• EXERCISE GOAL
Your copy should repeat each record exactly and contain none of the pictures.

**** DATA UNDER STUDY ****

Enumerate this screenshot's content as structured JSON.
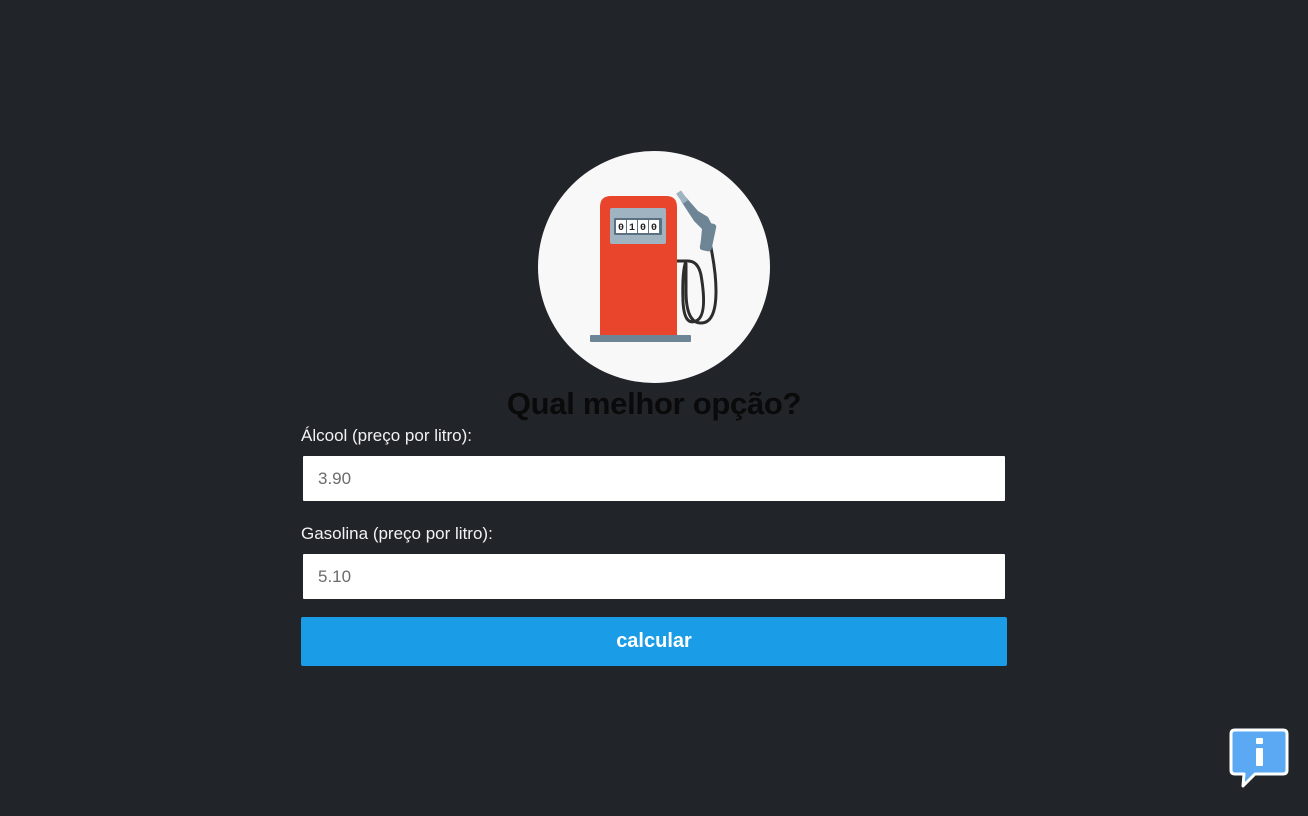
{
  "page": {
    "title": "Qual melhor opção?",
    "background_color": "#212429"
  },
  "logo": {
    "icon": "gas-pump-icon",
    "counter_display": "0100",
    "pump_color": "#e8452c",
    "circle_color": "#f8f8f8"
  },
  "form": {
    "alcool": {
      "label": "Álcool (preço por litro):",
      "value": "3.90"
    },
    "gasolina": {
      "label": "Gasolina (preço por litro):",
      "value": "5.10"
    },
    "submit_label": "calcular",
    "submit_color": "#1a9ce6"
  },
  "info_button": {
    "icon": "info-speech-bubble-icon",
    "color": "#5aa9f2"
  }
}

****

• ANSWER BELOW
Enumerate this screenshot's content as structured JSON.
{
  "page": {
    "title": "Qual melhor opção?",
    "background_color": "#212429"
  },
  "logo": {
    "icon": "gas-pump-icon",
    "counter_display": "0100",
    "pump_color": "#e8452c",
    "circle_color": "#f8f8f8"
  },
  "form": {
    "alcool": {
      "label": "Álcool (preço por litro):",
      "value": "3.90"
    },
    "gasolina": {
      "label": "Gasolina (preço por litro):",
      "value": "5.10"
    },
    "submit_label": "calcular",
    "submit_color": "#1a9ce6"
  },
  "info_button": {
    "icon": "info-speech-bubble-icon",
    "color": "#5aa9f2"
  }
}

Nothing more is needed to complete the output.